2 Seam Tunic and Amazing Neckline Tutorial

2 Seam Tunic Tutorial (or the easy tunic for noobs)

All pictures are after the direction.

Start by picking a fabric that will breathe like cotton or linen (synthetic fabrics are not your friend).

I used an old bedsheet for this tutorial, so I started by cutting off the top and bottom hems so that everything would be even.

Take your fabric and fold it top to bottom, this fold will end up being the top of your arms. The second fold is from side to side. When you make your cuts they will be through 4 pieces of fabric.

Measurements differ a little between men and women. Men need less measurements.

Measure the widest part of your bust, divide that number by 4 and add 1. This is your bust measurement “B.”


Measure your waist, divide by 4 and add 1. This is “W.” (Men don’t really need this one.)

Measure your hip/butt at its widest, divide by 4 and add 1. This is “H.”

Measure your arm at its widest, divide by 2 THIS IS SUPER IMPORTANT! And add 1.

Measure from your spine to where you want the end of your sleeve to be (you may need a friend to help for this).

The +1 for each of the measurements is for your seam allowance.

Measure from the top of your shoulder to the spot where you took each of your measurements and mark those locations on your fabric starting from the corner where all of the folds meet. Mark all of your measurements out from the corresponding side marks.

Connect all of your measurements so that it looks like a t-shirt that is folded shoulder to shoulder.

Make sure you have a curved line at the armpit or you will have to add gores for movement. I messed up this part when I made my tester tunic so I had to add gores to it.

Measure from the side H mark to how long you wish it to be. Depending on the fullness you want measure that same distance out from the outside of H. Connect the bottom of these marks with a curved line so that your tunic hem lays evenly all around.

Once you are satisfied with your measurements you can cut out. These measurements will make a well fitted tunic. If you want it to hang looser just add a few inches to your final measurements before marking the fabric.

I pin my fabric together for cutting so that all my pieces are the same length because I use scissors instead of a rotary cutter.

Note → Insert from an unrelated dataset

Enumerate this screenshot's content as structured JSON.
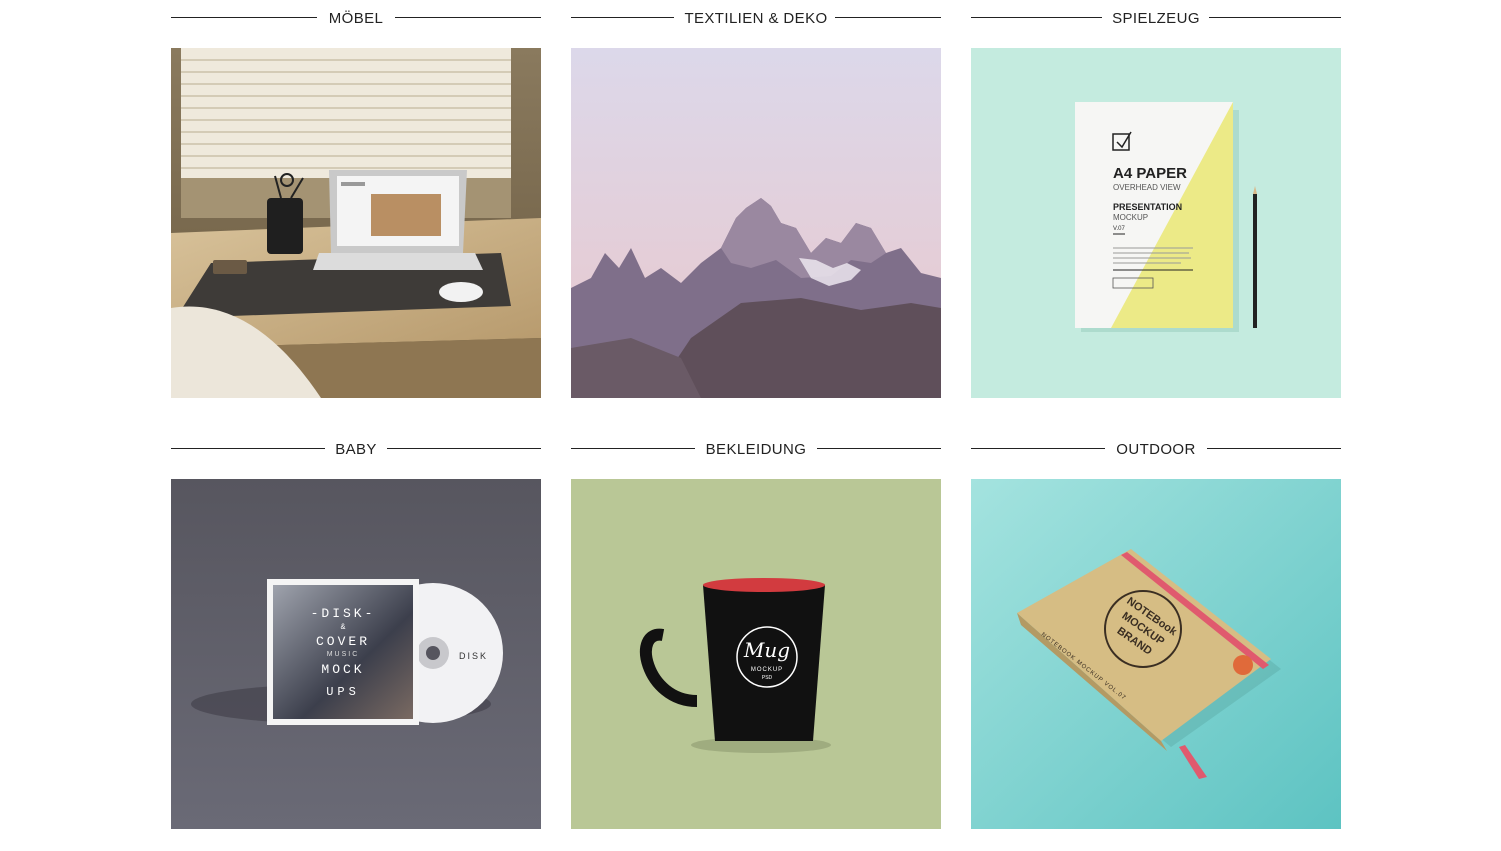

Hem the bottom and the cuffs or the arms. Make sure all of your hems end up on the same side of the fabric. I like to fold the hems over twice so that all of the ragged edges end up inside of the hems. If you want contrasting fabric at the cuffs and hem now is the time to do it.

Once you finish your hems mark a cross across the middle folds going in both directions. This will be your neck indicator.

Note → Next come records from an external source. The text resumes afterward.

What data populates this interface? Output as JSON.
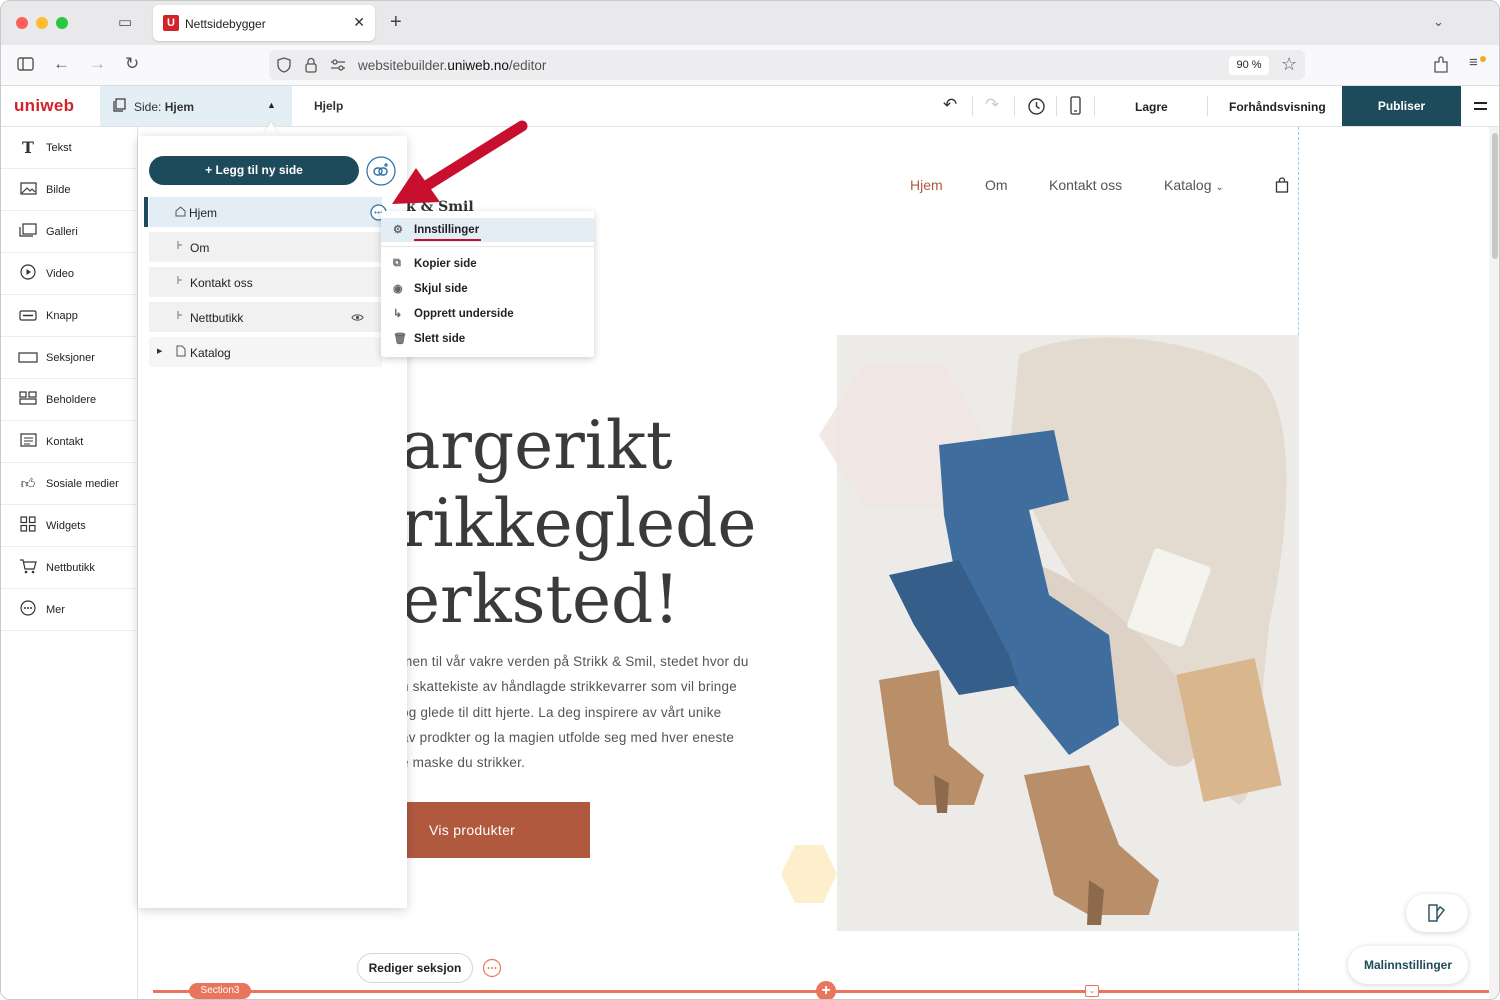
{
  "browser": {
    "tab_title": "Nettsidebygger",
    "tab_favicon": "U",
    "url_host_prefix": "websitebuilder.",
    "url_host_bold": "uniweb.no",
    "url_path": "/editor",
    "zoom": "90 %"
  },
  "app": {
    "logo": "uniweb",
    "page_selector_prefix": "Side:",
    "page_selector_value": "Hjem",
    "help": "Hjelp",
    "save": "Lagre",
    "preview": "Forhåndsvisning",
    "publish": "Publiser",
    "accent_color": "#1e4b5c"
  },
  "sidebar": {
    "items": [
      {
        "label": "Tekst",
        "icon": "text-icon"
      },
      {
        "label": "Bilde",
        "icon": "image-icon"
      },
      {
        "label": "Galleri",
        "icon": "gallery-icon"
      },
      {
        "label": "Video",
        "icon": "video-icon"
      },
      {
        "label": "Knapp",
        "icon": "button-icon"
      },
      {
        "label": "Seksjoner",
        "icon": "sections-icon"
      },
      {
        "label": "Beholdere",
        "icon": "containers-icon"
      },
      {
        "label": "Kontakt",
        "icon": "contact-icon"
      },
      {
        "label": "Sosiale medier",
        "icon": "thumbs-up-icon"
      },
      {
        "label": "Widgets",
        "icon": "widgets-icon"
      },
      {
        "label": "Nettbutikk",
        "icon": "cart-icon"
      },
      {
        "label": "Mer",
        "icon": "more-icon"
      }
    ]
  },
  "pages_panel": {
    "add_page": "+ Legg til ny side",
    "pages": [
      {
        "label": "Hjem",
        "active": true
      },
      {
        "label": "Om"
      },
      {
        "label": "Kontakt oss"
      },
      {
        "label": "Nettbutikk",
        "hidden": true
      },
      {
        "label": "Katalog",
        "expandable": true
      }
    ]
  },
  "context_menu": {
    "items": [
      {
        "label": "Innstillinger",
        "icon": "gear-icon",
        "highlighted": true
      },
      {
        "label": "Kopier side",
        "icon": "copy-icon"
      },
      {
        "label": "Skjul side",
        "icon": "eye-icon"
      },
      {
        "label": "Opprett underside",
        "icon": "subpage-icon"
      },
      {
        "label": "Slett side",
        "icon": "trash-icon"
      }
    ]
  },
  "site": {
    "brand_fragment": "k & Smil",
    "nav": [
      "Hjem",
      "Om",
      "Kontakt oss",
      "Katalog"
    ],
    "headline_lines": [
      "argerikt",
      "rikkeglede",
      "erksted!"
    ],
    "body_lines": [
      "men til vår vakre verden på Strikk & Smil, stedet hvor du",
      "n skattekiste av håndlagde strikkevarrer som vil bringe",
      "og glede til ditt hjerte. La deg inspirere av vårt unike",
      "av prodkter og la magien utfolde seg med hver eneste",
      "e maske du strikker."
    ],
    "cta": "Vis produkter",
    "cta_color": "#b0593f",
    "nav_active_color": "#b0593f"
  },
  "editor": {
    "edit_section": "Rediger seksjon",
    "section_tag": "Section3",
    "template_settings": "Malinnstillinger"
  }
}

Follow the neckline tutorial.

Once your neckline is done pin your fabric together and sew your seams from the wrist to the armpit and down to the bottom hem.

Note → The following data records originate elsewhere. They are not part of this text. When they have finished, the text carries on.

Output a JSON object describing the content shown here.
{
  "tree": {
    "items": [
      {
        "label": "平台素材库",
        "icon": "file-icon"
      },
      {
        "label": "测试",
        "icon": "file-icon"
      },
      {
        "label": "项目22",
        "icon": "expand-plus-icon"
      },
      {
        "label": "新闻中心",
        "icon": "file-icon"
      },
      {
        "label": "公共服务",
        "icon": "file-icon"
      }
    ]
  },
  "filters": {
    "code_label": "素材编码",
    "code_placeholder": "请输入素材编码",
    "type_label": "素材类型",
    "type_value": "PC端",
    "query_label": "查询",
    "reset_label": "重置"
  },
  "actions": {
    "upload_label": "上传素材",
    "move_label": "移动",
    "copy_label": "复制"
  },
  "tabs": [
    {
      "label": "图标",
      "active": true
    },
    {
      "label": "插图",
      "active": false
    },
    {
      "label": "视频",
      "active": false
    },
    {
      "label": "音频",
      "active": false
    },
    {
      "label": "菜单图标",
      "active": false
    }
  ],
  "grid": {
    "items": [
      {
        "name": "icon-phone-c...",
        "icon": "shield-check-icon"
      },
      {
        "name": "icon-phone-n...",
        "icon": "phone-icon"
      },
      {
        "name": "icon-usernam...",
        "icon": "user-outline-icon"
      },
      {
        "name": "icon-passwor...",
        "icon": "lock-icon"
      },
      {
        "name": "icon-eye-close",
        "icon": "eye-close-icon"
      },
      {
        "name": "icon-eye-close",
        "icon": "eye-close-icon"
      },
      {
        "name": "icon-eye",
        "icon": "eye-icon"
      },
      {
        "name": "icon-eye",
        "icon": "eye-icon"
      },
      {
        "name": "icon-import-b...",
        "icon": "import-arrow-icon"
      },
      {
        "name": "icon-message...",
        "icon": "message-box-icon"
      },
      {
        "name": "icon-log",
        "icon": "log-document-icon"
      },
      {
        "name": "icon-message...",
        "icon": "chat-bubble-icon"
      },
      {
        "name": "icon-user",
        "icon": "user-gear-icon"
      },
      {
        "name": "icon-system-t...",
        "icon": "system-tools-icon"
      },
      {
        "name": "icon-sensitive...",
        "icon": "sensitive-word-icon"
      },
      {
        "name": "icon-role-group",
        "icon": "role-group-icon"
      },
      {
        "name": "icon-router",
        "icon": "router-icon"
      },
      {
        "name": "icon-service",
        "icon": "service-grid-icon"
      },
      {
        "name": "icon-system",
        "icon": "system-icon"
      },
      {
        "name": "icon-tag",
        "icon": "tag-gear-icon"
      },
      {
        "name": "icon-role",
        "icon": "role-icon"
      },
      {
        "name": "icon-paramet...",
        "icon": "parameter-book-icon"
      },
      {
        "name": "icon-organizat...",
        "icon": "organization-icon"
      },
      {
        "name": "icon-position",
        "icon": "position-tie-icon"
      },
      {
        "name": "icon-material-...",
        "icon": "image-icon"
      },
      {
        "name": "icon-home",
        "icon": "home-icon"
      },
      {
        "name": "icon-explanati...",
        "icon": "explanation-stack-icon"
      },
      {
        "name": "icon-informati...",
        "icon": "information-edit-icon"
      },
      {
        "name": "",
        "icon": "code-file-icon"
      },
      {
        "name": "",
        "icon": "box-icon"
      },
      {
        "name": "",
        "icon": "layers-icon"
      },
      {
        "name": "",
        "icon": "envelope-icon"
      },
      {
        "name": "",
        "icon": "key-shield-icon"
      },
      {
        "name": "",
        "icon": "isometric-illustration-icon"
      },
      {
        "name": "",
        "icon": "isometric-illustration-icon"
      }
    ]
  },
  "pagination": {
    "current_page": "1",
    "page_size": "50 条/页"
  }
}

For the tester I used basic sew and press, for my actual piece I used French seams.

You can either pin the tunic and sew it the wrong side and then press your seams, or you can use French seams. For a French seam you sew the fabric from the right side first. Then turn the fabric and sew it again along the hem from the wrong side. This will trap all of your raw edges inside your fabric. This is very useful for linen and other fabrics that are likely to unravel or that have very rough raw edges.

Now your tunic is done!

Making a Flat Neckline

The secret to always having a neck hole that is big enough is to measure the circumference of your head and save that number. As long as the perimeter of your neckline is higher than that number, it doesn’t matter what shape it is, it will always fit over your head.

I chose to make a square neckline but you can make whatever shape you want.

Start by making a plus in the middle of the fabric you are using for the neckline, you can use a contrasting fabric if you wish.

Because most of your head is in front of your midline the majority of the neckline will be on one side of the cross.

Draw the pattern you want to use on a piece of fabric. Cut 2 matching pieces along the outside of your pattern leaving about ¼ inch for seam allowance. Make sure the drawing is on the right side of the fabric. Pin the pieces together with the right sides and drawing INSIDE.

Sew the outside of your pattern most of the way around leaving enough space at the back to turn it. Your pattern will now be on the outside of your sewn pieces. Press and topstitch around.

Match up your crosses on the tunic and neckline pieces and pin the neck in place.

Sew around the inside of the neck. Cut out the inside (this is through 3 pieces of fabric) leaving ¼ inch.

Pull the whole neckline through the neck hole to the outside and press. Topstitch the inside and the outside down all the way around.

Now your neck is done.

About the author: Phoenix